Section 1443 permits removal to federal district court of certain state court actions where the party seeking removal can show a likelihood that the state court will not enforce his federal rights. This provision, designed to guarantee enforcement of federal civil rights statutes, is deliberately narrow. We have established a two-prong test to determine whether a § 1443 petition is properly removable:

First, it must appear that the right allegedly denied the removal petitioner arises under a federal law "providing for specific civil rights stated in terms of racial equality." ... Second, it must appear, in accordance with the provisions of § 1443(1), that the removal petitioner is "denied or cannot enforce" the specific federal rights "in the courts of (the) State."

Williams v. Mississippi, 608 F.2d 1021, 1022 (5th Cir. 1979), cert. denied, 449 U.S. 804, 101 S. Ct. 49, 66 L. Ed. 2d 8 (1980), quoting Johnson v. Mississippi, 421 U.S. 213, 95 S. Ct. 1591, 44 L. Ed. 2d 121 (1975). See also Georgia v. Rachel, 384 U.S. 780, 86 S. Ct. 1783, 16 L. Ed. 2d 925 (1966); Ford Motor Credit Co. v. Reimer, supra; Perkins v. Mississippi, 455 F.2d 7, 11 (5th Cir. 1972) (Brown, Ch. J., dissenting). Only if the party seeking removal can satisfy both parts of the test is a petition removable under §§ 1443 and 1447(d).

Reimer's allegation, even if true, does not amount to a violation of such a federal statute phrased in terms of racial equality. He points to no federal law that guarantees an individual a right to an "examining trial" or a probable cause hearing prior to an indictment. In Coleman v. Alabama, 399 U.S. 1, 90 S. Ct. 1999, 26 L. Ed. 2d 387 (1970), the Supreme Court held that if the State afforded an accused a preliminary hearing, it must also afford him counsel. Gerstein v. Pugh, 420 U.S. 103, 95 S. Ct. 854, 43 L. Ed. 2d 54 (1975), extended this protection, holding that under the Fourth Amendment, a person arrested without a warrant was entitled to a prompt judicial determination of probable cause. These cases do not support Reimer's claim to removal to federal court of his perjury prosecution. He makes no allegation that the state's conduct amounted to a warrantless arrest, as in Gerstein. The right to an "examining trial" arises solely under Texas law, a law that makes no mention of racial equality.
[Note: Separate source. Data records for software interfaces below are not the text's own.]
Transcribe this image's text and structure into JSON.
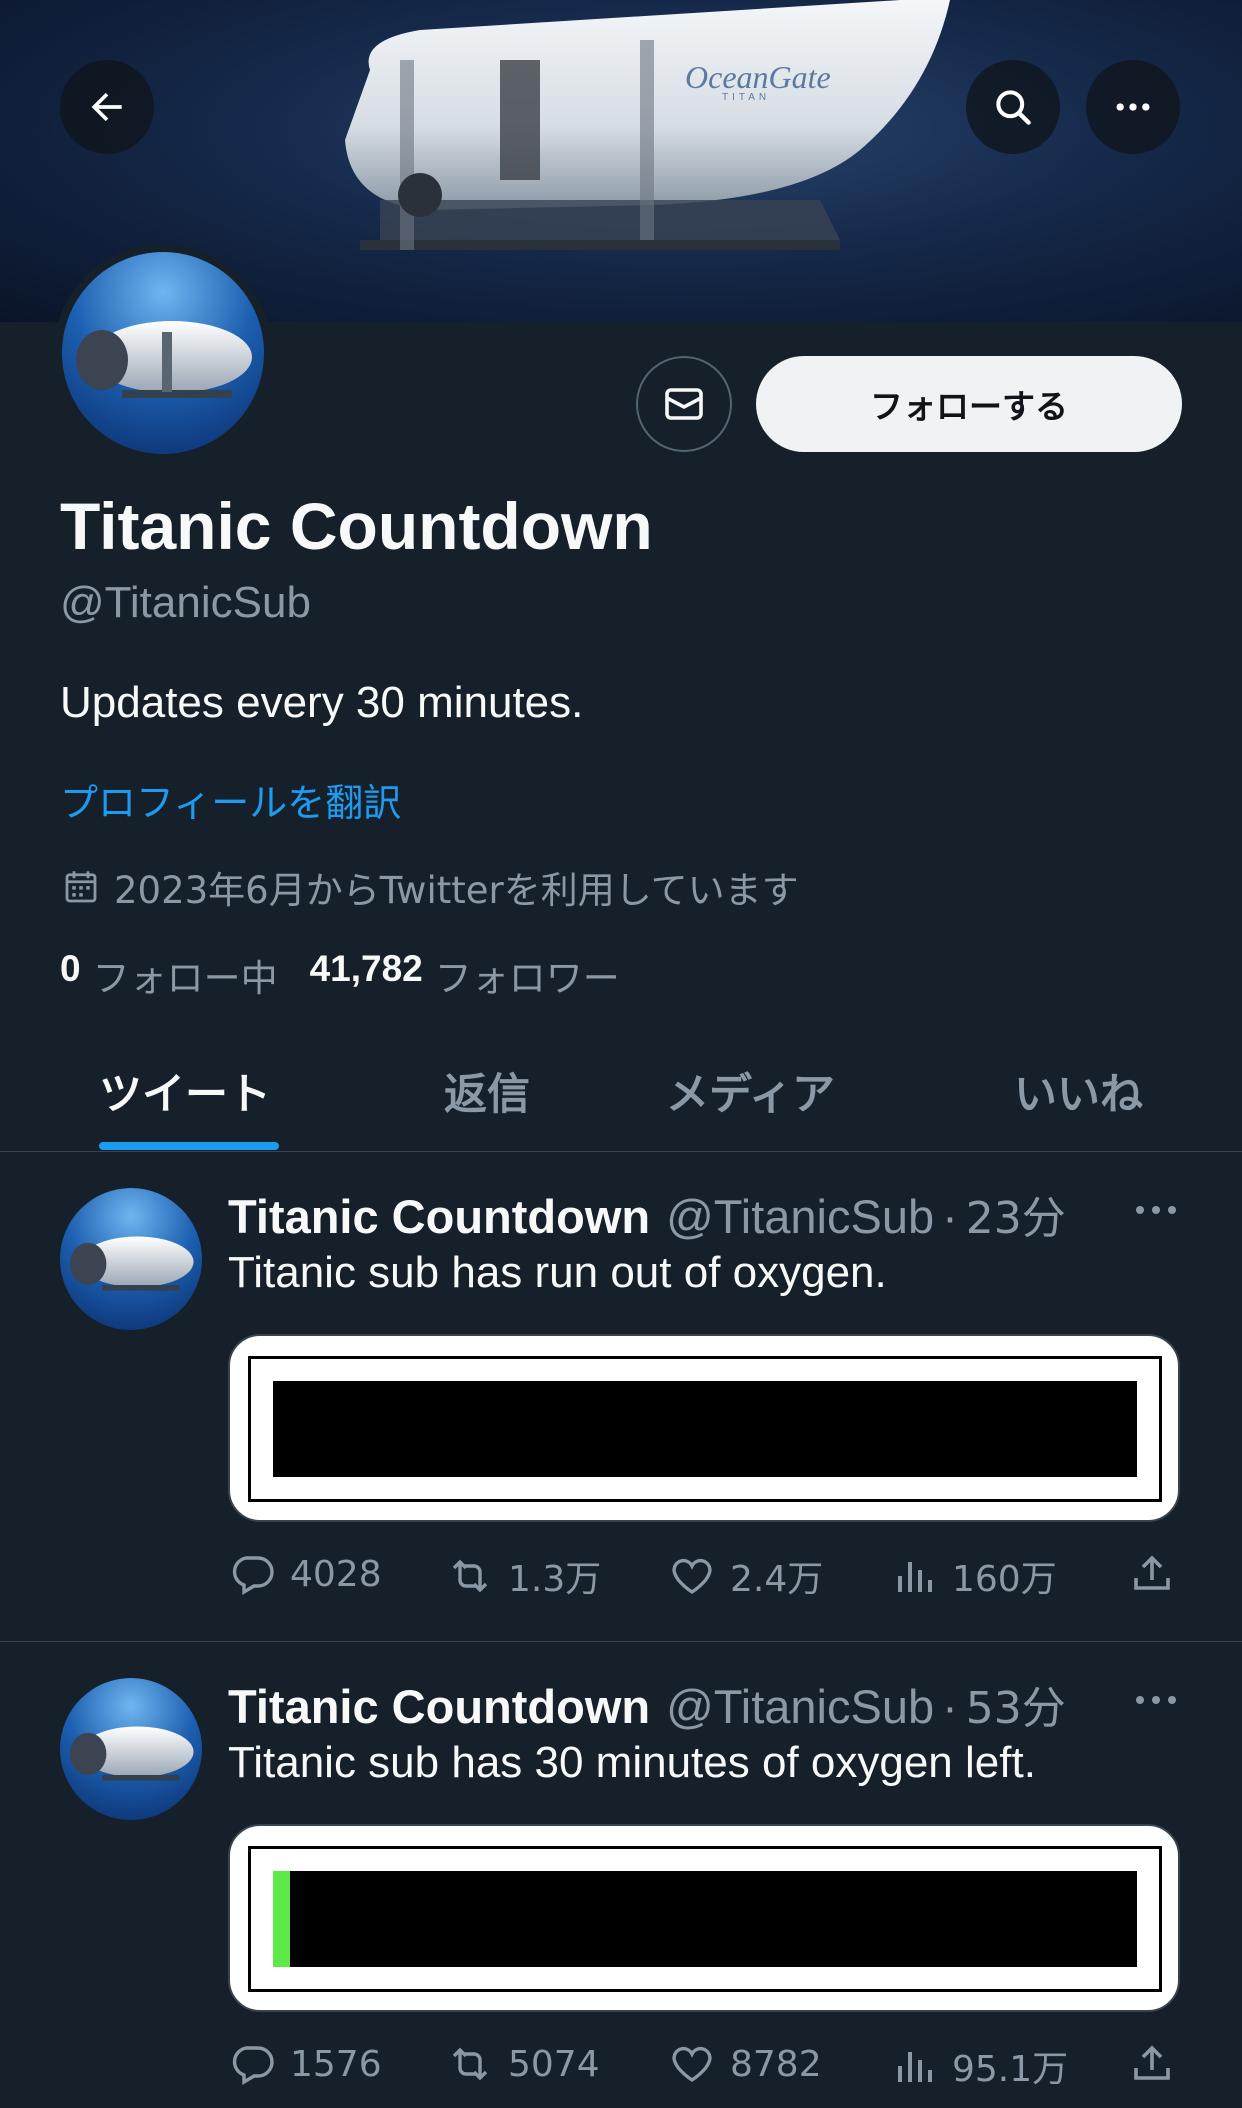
{
  "header": {
    "back_icon": "arrow-left-icon",
    "search_icon": "search-icon",
    "more_icon": "more-horizontal-icon",
    "banner_brand": "OceanGate",
    "banner_sub": "TITAN"
  },
  "profile": {
    "name": "Titanic Countdown",
    "handle": "@TitanicSub",
    "bio": "Updates every 30 minutes.",
    "translate_label": "プロフィールを翻訳",
    "joined": "2023年6月からTwitterを利用しています",
    "following_count": "0",
    "following_label": "フォロー中",
    "followers_count": "41,782",
    "followers_label": "フォロワー",
    "follow_button": "フォローする",
    "message_icon": "mail-icon"
  },
  "tabs": [
    {
      "label": "ツイート",
      "active": true
    },
    {
      "label": "返信",
      "active": false
    },
    {
      "label": "メディア",
      "active": false
    },
    {
      "label": "いいね",
      "active": false
    }
  ],
  "tweets": [
    {
      "name": "Titanic Countdown",
      "handle": "@TitanicSub",
      "separator": "·",
      "time": "23分",
      "text": "Titanic sub has run out of oxygen.",
      "oxygen_level": 0,
      "replies": "4028",
      "retweets": "1.3万",
      "likes": "2.4万",
      "views": "160万"
    },
    {
      "name": "Titanic Countdown",
      "handle": "@TitanicSub",
      "separator": "·",
      "time": "53分",
      "text": "Titanic sub has 30 minutes of oxygen left.",
      "oxygen_level": 0.02,
      "replies": "1576",
      "retweets": "5074",
      "likes": "8782",
      "views": "95.1万"
    }
  ],
  "colors": {
    "background": "#15202b",
    "accent": "#1d9bf0",
    "oxygen_fill": "#5fe84a"
  }
}
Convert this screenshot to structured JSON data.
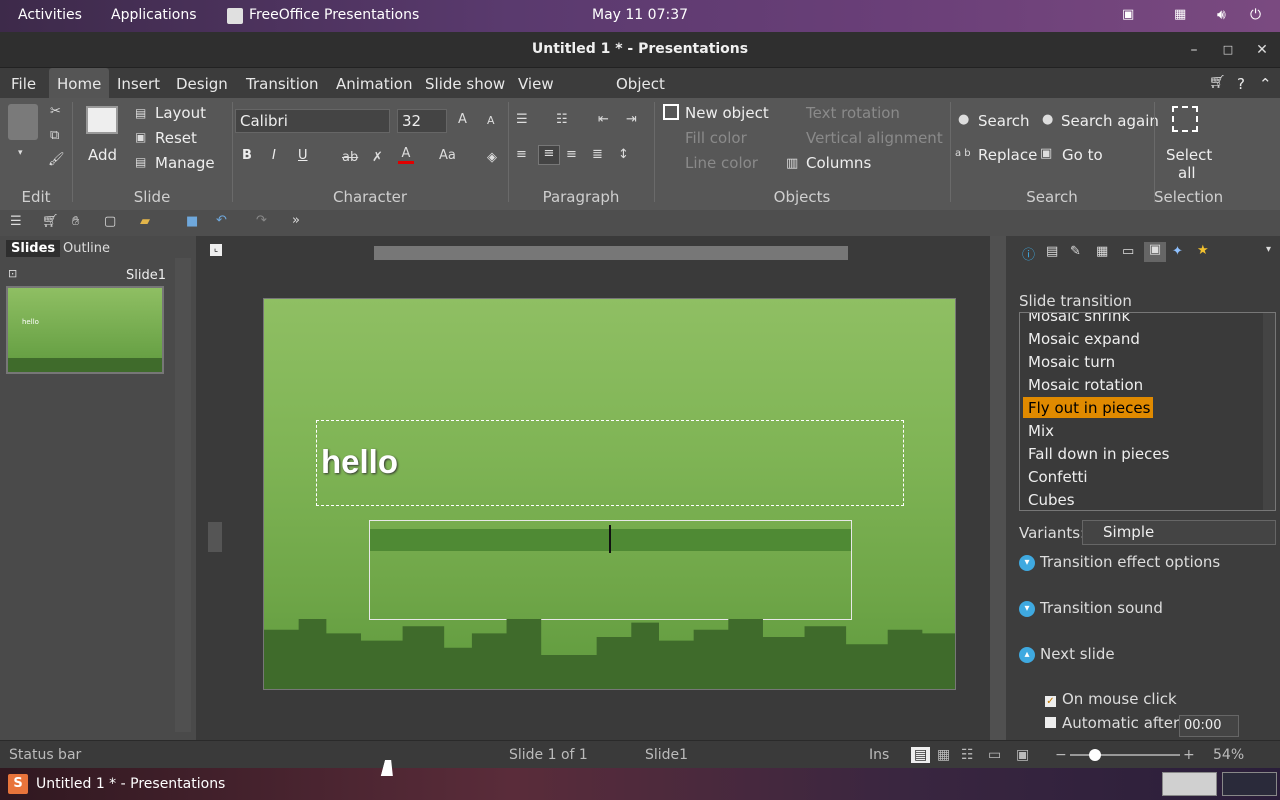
{
  "topbar": {
    "activities": "Activities",
    "applications": "Applications",
    "app_name": "FreeOffice Presentations",
    "clock": "May 11  07:37"
  },
  "window": {
    "title": "Untitled 1 * - Presentations",
    "minimize": "–",
    "maximize": "□",
    "close": "✕"
  },
  "menu": {
    "file": "File",
    "home": "Home",
    "insert": "Insert",
    "design": "Design",
    "transition": "Transition",
    "animation": "Animation",
    "slideshow": "Slide show",
    "view": "View",
    "object": "Object",
    "help": "?"
  },
  "ribbon": {
    "edit": {
      "group": "Edit"
    },
    "slide": {
      "add": "Add",
      "layout": "Layout",
      "reset": "Reset",
      "manage": "Manage",
      "group": "Slide"
    },
    "character": {
      "font": "Calibri",
      "size": "32",
      "group": "Character",
      "bold": "B",
      "italic": "I",
      "underline": "U"
    },
    "paragraph": {
      "group": "Paragraph"
    },
    "objects": {
      "new_object": "New object",
      "fill_color": "Fill color",
      "line_color": "Line color",
      "text_rotation": "Text rotation",
      "vertical_alignment": "Vertical alignment",
      "columns": "Columns",
      "group": "Objects"
    },
    "search": {
      "search": "Search",
      "search_again": "Search again",
      "replace": "Replace",
      "go_to": "Go to",
      "group": "Search"
    },
    "selection": {
      "select_all_line1": "Select",
      "select_all_line2": "all",
      "group": "Selection"
    }
  },
  "leftpanel": {
    "tab_slides": "Slides",
    "tab_outline": "Outline",
    "slide_label": "Slide1",
    "thumb_text": "hello"
  },
  "slide": {
    "title_text": "hello"
  },
  "sidebar": {
    "heading": "Slide transition",
    "transitions": [
      "Mosaic shrink",
      "Mosaic expand",
      "Mosaic turn",
      "Mosaic rotation",
      "Fly out in pieces",
      "Mix",
      "Fall down in pieces",
      "Confetti",
      "Cubes"
    ],
    "selected": "Fly out in pieces",
    "variants_label": "Variants:",
    "variant_value": "Simple",
    "effect_options": "Transition effect options",
    "sound": "Transition sound",
    "next_slide": "Next slide",
    "on_mouse_click": "On mouse click",
    "automatic_after": "Automatic after:",
    "auto_time": "00:00"
  },
  "status": {
    "label": "Status bar",
    "slide_count": "Slide 1 of 1",
    "slide_name": "Slide1",
    "mode": "Ins",
    "zoom": "54%"
  },
  "taskbar": {
    "item": "Untitled 1 * - Presentations"
  }
}
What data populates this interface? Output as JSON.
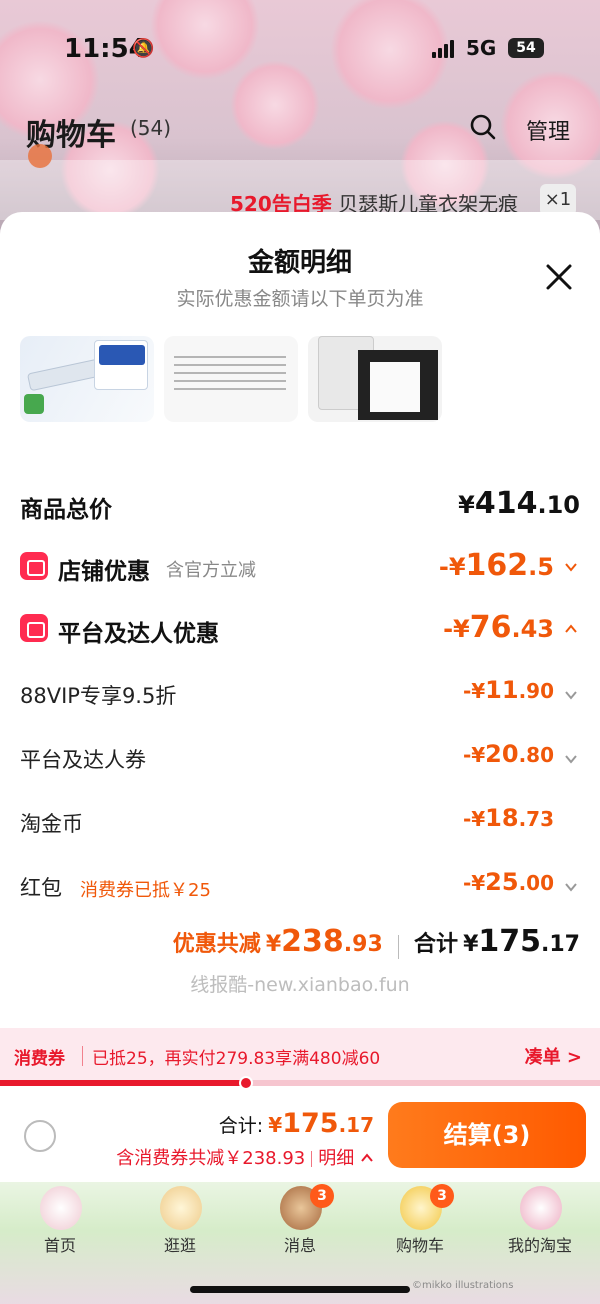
{
  "status": {
    "time": "11:54",
    "network": "5G",
    "battery": "54"
  },
  "header": {
    "title": "购物车",
    "count": "(54)",
    "manage": "管理"
  },
  "behind": {
    "tag": "520告白季",
    "title": "贝瑟斯儿童衣架无痕",
    "qty": "×1"
  },
  "sheet": {
    "title": "金额明细",
    "subtitle": "实际优惠金额请以下单页为准",
    "goods_total": {
      "label": "商品总价",
      "yen": "¥",
      "int": "414",
      "dec": ".10"
    },
    "shop_discount": {
      "label": "店铺优惠",
      "hint": "含官方立减",
      "sign": "-¥",
      "int": "162",
      "dec": ".5"
    },
    "platform_discount": {
      "label": "平台及达人优惠",
      "sign": "-¥",
      "int": "76",
      "dec": ".43"
    },
    "vip": {
      "label": "88VIP专享9.5折",
      "sign": "-¥",
      "int": "11",
      "dec": ".90"
    },
    "platform_coupon": {
      "label": "平台及达人券",
      "sign": "-¥",
      "int": "20",
      "dec": ".80"
    },
    "taojinbi": {
      "label": "淘金币",
      "sign": "-¥",
      "int": "18",
      "dec": ".73"
    },
    "hongbao": {
      "label": "红包",
      "hint": "消费券已抵￥25",
      "sign": "-¥",
      "int": "25",
      "dec": ".00"
    },
    "total_discount": {
      "label": "优惠共减",
      "yen": "¥",
      "int": "238",
      "dec": ".93"
    },
    "total": {
      "label": "合计",
      "yen": "¥",
      "int": "175",
      "dec": ".17"
    },
    "watermark": "线报酷-new.xianbao.fun"
  },
  "coupon_bar": {
    "label": "消费券",
    "text": "已抵25，再实付279.83享满480减60",
    "action": "凑单 >",
    "progress": 0.41
  },
  "checkout": {
    "sum_label": "合计:",
    "yen": "¥",
    "int": "175",
    "dec": ".17",
    "discount_text": "含消费券共减￥238.93",
    "detail": "明细",
    "pay_button": "结算(3)"
  },
  "tabbar": {
    "items": [
      {
        "label": "首页",
        "badge": ""
      },
      {
        "label": "逛逛",
        "badge": ""
      },
      {
        "label": "消息",
        "badge": "3"
      },
      {
        "label": "购物车",
        "badge": "3"
      },
      {
        "label": "我的淘宝",
        "badge": ""
      }
    ],
    "credit": "©mikko illustrations"
  },
  "colors": {
    "accent": "#f0580a",
    "red": "#e8192c",
    "pay_btn": "#ff5a00"
  }
}
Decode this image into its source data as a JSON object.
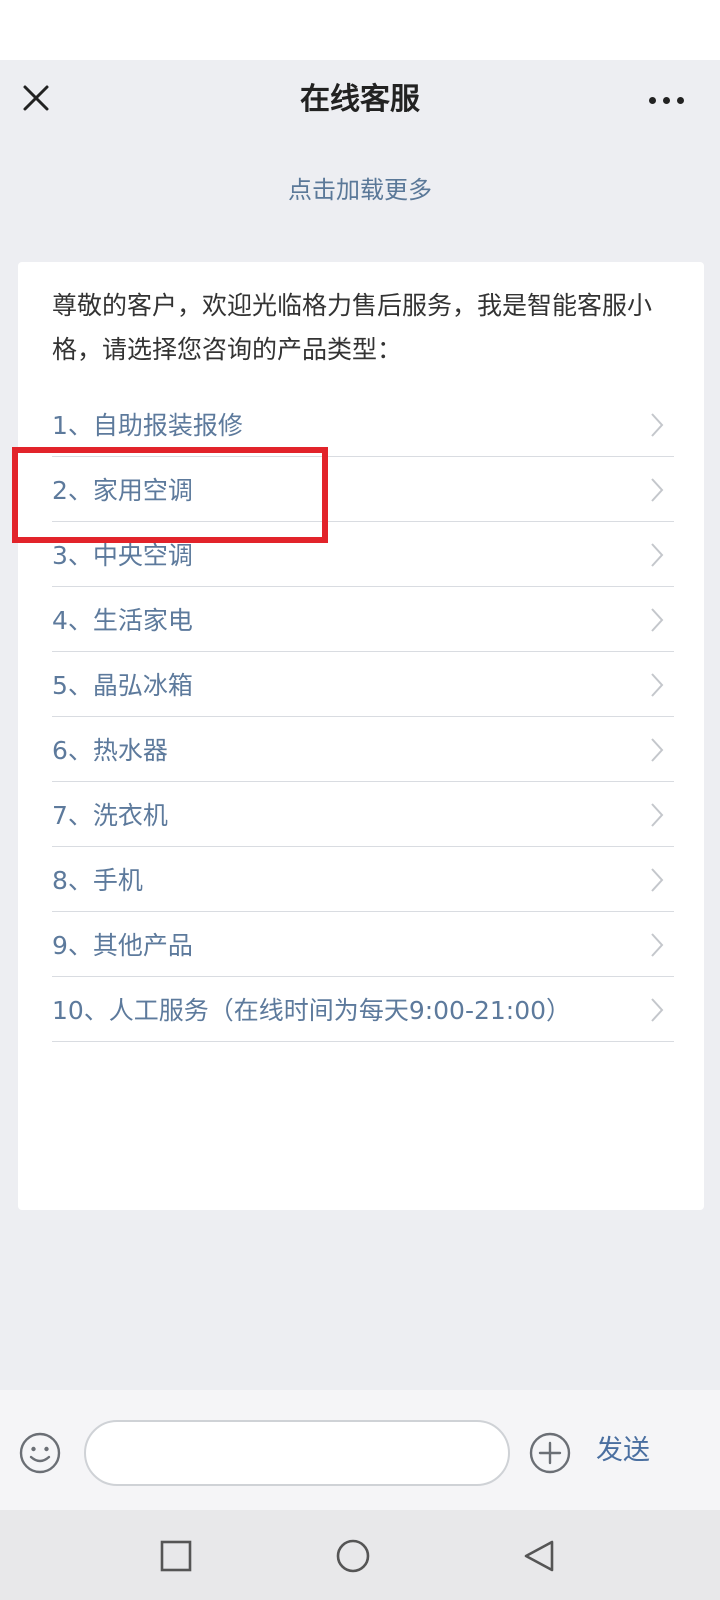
{
  "nav": {
    "title": "在线客服",
    "close_icon": "close-icon",
    "more_icon": "more-dots-icon"
  },
  "chat": {
    "load_more": "点击加载更多",
    "greeting": "尊敬的客户，欢迎光临格力售后服务，我是智能客服小格，请选择您咨询的产品类型：",
    "options": [
      {
        "label": "1、自助报装报修"
      },
      {
        "label": "2、家用空调"
      },
      {
        "label": "3、中央空调"
      },
      {
        "label": "4、生活家电"
      },
      {
        "label": "5、晶弘冰箱"
      },
      {
        "label": "6、热水器"
      },
      {
        "label": "7、洗衣机"
      },
      {
        "label": "8、手机"
      },
      {
        "label": "9、其他产品"
      },
      {
        "label": "10、人工服务（在线时间为每天9:00-21:00）"
      }
    ],
    "highlighted_option": "2、家用空调"
  },
  "input_bar": {
    "placeholder": "",
    "value": "",
    "send_label": "发送",
    "emoji_icon": "emoji-icon",
    "plus_icon": "plus-circle-icon"
  },
  "system_nav": {
    "recents_icon": "square-icon",
    "home_icon": "circle-icon",
    "back_icon": "triangle-back-icon"
  },
  "colors": {
    "background": "#edeef2",
    "option_text": "#5d7a9c",
    "link": "#5a7898",
    "highlight": "#e2232a",
    "send": "#4a6fa0"
  }
}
As the Supreme Court has made clear, Johnson v. Mississippi, supra, Greenwood v. Peacock, 384 U.S. 808, 86 S. Ct. 1800, 16 L. Ed. 2d 944 (1966), the right of removal is a narrow one, in whose reach Reimer's complaint simply does not fall.

Since Reimer cannot show that the State's actions violate a federal statute providing for racial equality, as the terms of § 1447(d) specifically require, we lack jurisdiction over this appeal.

Having reached this conclusion, we take the opportunity to issue a word of caution. While this Court is always open to hear and protect the rights of all persons, we point out that unless Reimer can show a violation of a federal statute providing for racial equality so as to bring his petition within the terms of §§ 1443 and 1447(d) and, thus, within the federal judicial power, repeated assertion of this unfounded claim as argued detracts from the ability of this Court, considering its limited time and resources, to adjudicate cases of substantive value.



§ 1447(d) provides:

Procedure after removal generally

(d) An order remanding a case to the State court from which it was removed is not reviewable on appeal or otherwise, except that an order remanding a case to the State court from which it was removed pursuant to section 1443, of this title shall be reviewable by appeal or otherwise.